Israel

Israeli women soldiers stand next to a tank during a training session in Maskiot near Eilat in southern Israel, March 7, 2007. | AP Photo/Oded Balilty

The Israeli Defense Forces (IDF) is a separate case from many countries, as women are required to serve in the military just as men, even in combat roles. However, the Israeli authorities have made concerted efforts (at least publicly) to instate a zero-tolerance policy for sexual harassment of any kind. Since 2016, there has been a 20% increase of sexual assault complaints within the IDF — this could mean that the problem is becoming worse, but it could also mean that the system of reporting is becoming more effective, and more women are feeling comfortable in coming forward. The increase also paralleled an increase in civilian complaints of the same nature.

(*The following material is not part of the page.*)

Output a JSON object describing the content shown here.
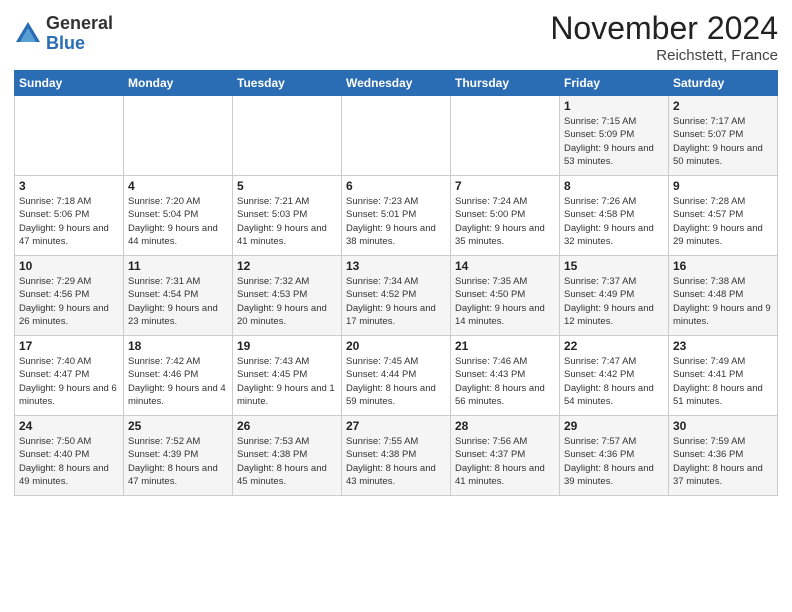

While one in six women in the IDF are reported to have experienced some level of sexual harassment, only 15.6% have actually come forward and reported it. IDF has admitted that the staggering majority of women in their ranks will deny any reports of sexual misconduct if asked directly, but those numbers start to drastically change when surveying the same people, under the blanket of anonymity.

North Korea

A North Korean female soldier looks on as she stands guard along the waterfront of the Yalu River at the North Korean side, opposite side of the Chinese border town of Hekou, northeast of Dandong, China, Monday, March 23, 2009. | AP Photo/Andy Wong

Reports have escaped from women serving in the North Korean military, though much of the nation’s internal affairs remains shrouded in mystery. Some women have said that service there is so agonizing that many women stop menstruating and that rape is commonplace, according to a report from BBC.

Women are obligated to serve in the military for six years, and they suffer the regular North Korean hardships (lack of food and nutrition) on top of constant sexual assault. Attempts at defending ones self in the midst of an attempted rape by a superior is often treated like the victim was the one who assaulted the hapless official.

 

Sexual harassment, assault and outright violence is a problem that permeates every military around the globe, and each country has a different way of dealing with it — or not dealing with it at all.

Featured image courtesy of the Associated Press.